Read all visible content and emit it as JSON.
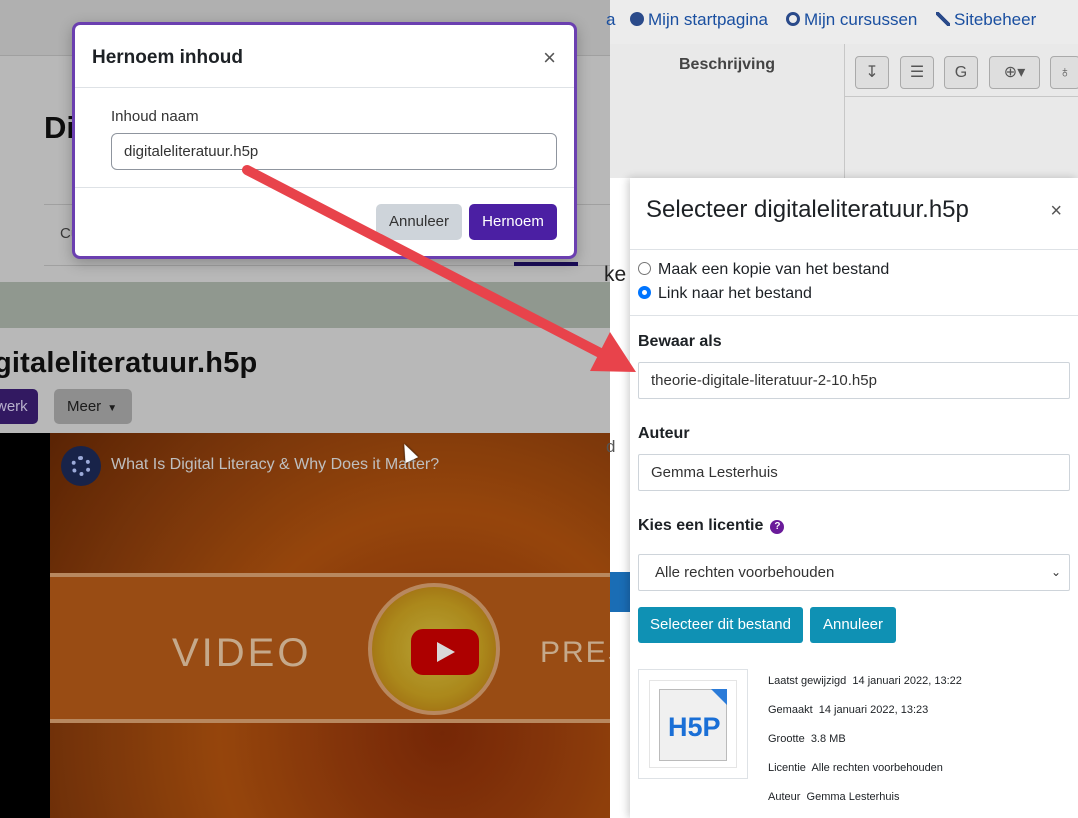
{
  "background_page": {
    "heading_truncated": "Di",
    "tab_truncated": "Cu",
    "content_title": "gitaleliteratuur.h5p",
    "edit_button_truncated": "werk",
    "more_button": "Meer",
    "fragment_ke": "ke",
    "fragment_d": "d"
  },
  "video": {
    "title": "What Is Digital Literacy & Why Does it Matter?",
    "word_left": "VIDEO",
    "word_right": "PRES"
  },
  "top_nav": {
    "item_a": "a",
    "item_dashboard": "Mijn startpagina",
    "item_courses": "Mijn cursussen",
    "item_admin": "Sitebeheer"
  },
  "table_header": {
    "description": "Beschrijving"
  },
  "toolbar": {
    "g_label": "G"
  },
  "rename_modal": {
    "title": "Hernoem inhoud",
    "field_label": "Inhoud naam",
    "field_value": "digitaleliteratuur.h5p",
    "cancel_label": "Annuleer",
    "rename_label": "Hernoem"
  },
  "file_picker": {
    "title": "Selecteer digitaleliteratuur.h5p",
    "option_copy": "Maak een kopie van het bestand",
    "option_link": "Link naar het bestand",
    "selected_option": "link",
    "save_as_label": "Bewaar als",
    "save_as_value": "theorie-digitale-literatuur-2-10.h5p",
    "author_label": "Auteur",
    "author_value": "Gemma Lesterhuis",
    "license_label": "Kies een licentie",
    "license_value": "Alle rechten voorbehouden",
    "select_button": "Selecteer dit bestand",
    "cancel_button": "Annuleer",
    "thumbnail_label": "H5P",
    "meta": {
      "modified_label": "Laatst gewijzigd",
      "modified_value": "14 januari 2022, 13:22",
      "created_label": "Gemaakt",
      "created_value": "14 januari 2022, 13:23",
      "size_label": "Grootte",
      "size_value": "3.8 MB",
      "license_label": "Licentie",
      "license_value": "Alle rechten voorbehouden",
      "author_label": "Auteur",
      "author_value": "Gemma Lesterhuis"
    }
  },
  "colors": {
    "primary_purple": "#4b1fa3",
    "modal_border": "#6b3fb0",
    "picker_button": "#0f91b4",
    "annotation_arrow": "#e8434b",
    "nav_link": "#1a4fa0"
  },
  "icons": {
    "dashboard": "dashboard-icon",
    "courses": "target-icon",
    "admin": "wrench-icon",
    "close": "close-icon",
    "help": "help-icon",
    "license_caret": "chevron-down-icon"
  }
}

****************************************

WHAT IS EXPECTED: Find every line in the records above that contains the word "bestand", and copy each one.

RESPONSE FOR THIS EXERCISE:
    "option_copy": "Maak een kopie van het bestand",
    "option_link": "Link naar het bestand",
    "select_button": "Selecteer dit bestand",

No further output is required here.